For every line in the records that has the word "store", make a copy.

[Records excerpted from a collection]
##########

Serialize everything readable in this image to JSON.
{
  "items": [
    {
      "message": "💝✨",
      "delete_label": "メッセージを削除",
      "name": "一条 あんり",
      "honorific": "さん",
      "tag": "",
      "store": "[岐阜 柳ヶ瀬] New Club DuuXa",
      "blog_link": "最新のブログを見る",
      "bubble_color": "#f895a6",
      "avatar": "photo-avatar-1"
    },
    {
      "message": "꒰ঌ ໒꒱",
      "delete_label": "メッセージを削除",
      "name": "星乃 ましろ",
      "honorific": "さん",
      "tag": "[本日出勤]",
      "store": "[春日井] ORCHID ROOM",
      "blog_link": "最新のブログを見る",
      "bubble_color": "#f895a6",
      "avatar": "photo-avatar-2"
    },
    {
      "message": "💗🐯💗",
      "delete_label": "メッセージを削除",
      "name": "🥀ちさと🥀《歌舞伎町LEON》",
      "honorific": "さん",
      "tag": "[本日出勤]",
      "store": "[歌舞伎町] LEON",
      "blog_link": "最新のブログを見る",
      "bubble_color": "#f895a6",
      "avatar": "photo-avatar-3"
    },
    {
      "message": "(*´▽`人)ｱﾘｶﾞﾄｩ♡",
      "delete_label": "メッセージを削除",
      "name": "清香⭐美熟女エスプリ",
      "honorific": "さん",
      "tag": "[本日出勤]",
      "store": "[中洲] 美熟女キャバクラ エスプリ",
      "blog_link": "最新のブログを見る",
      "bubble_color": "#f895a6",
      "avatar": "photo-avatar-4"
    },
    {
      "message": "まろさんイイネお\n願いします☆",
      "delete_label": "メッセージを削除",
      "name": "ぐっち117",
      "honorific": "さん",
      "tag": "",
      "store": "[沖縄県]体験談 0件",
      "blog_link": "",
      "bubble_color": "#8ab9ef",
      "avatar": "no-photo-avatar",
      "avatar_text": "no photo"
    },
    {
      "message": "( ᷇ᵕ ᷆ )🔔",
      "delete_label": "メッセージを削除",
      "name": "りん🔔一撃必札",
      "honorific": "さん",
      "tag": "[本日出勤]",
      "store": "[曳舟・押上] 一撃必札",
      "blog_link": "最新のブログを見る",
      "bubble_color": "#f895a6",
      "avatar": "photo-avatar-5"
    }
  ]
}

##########

• **Worked solution**:
      "store": "[岐阜 柳ヶ瀬] New Club DuuXa",
      "store": "[春日井] ORCHID ROOM",
      "store": "[歌舞伎町] LEON",
      "store": "[中洲] 美熟女キャバクラ エスプリ",
      "store": "[沖縄県]体験談 0件",
      "store": "[曳舟・押上] 一撃必札",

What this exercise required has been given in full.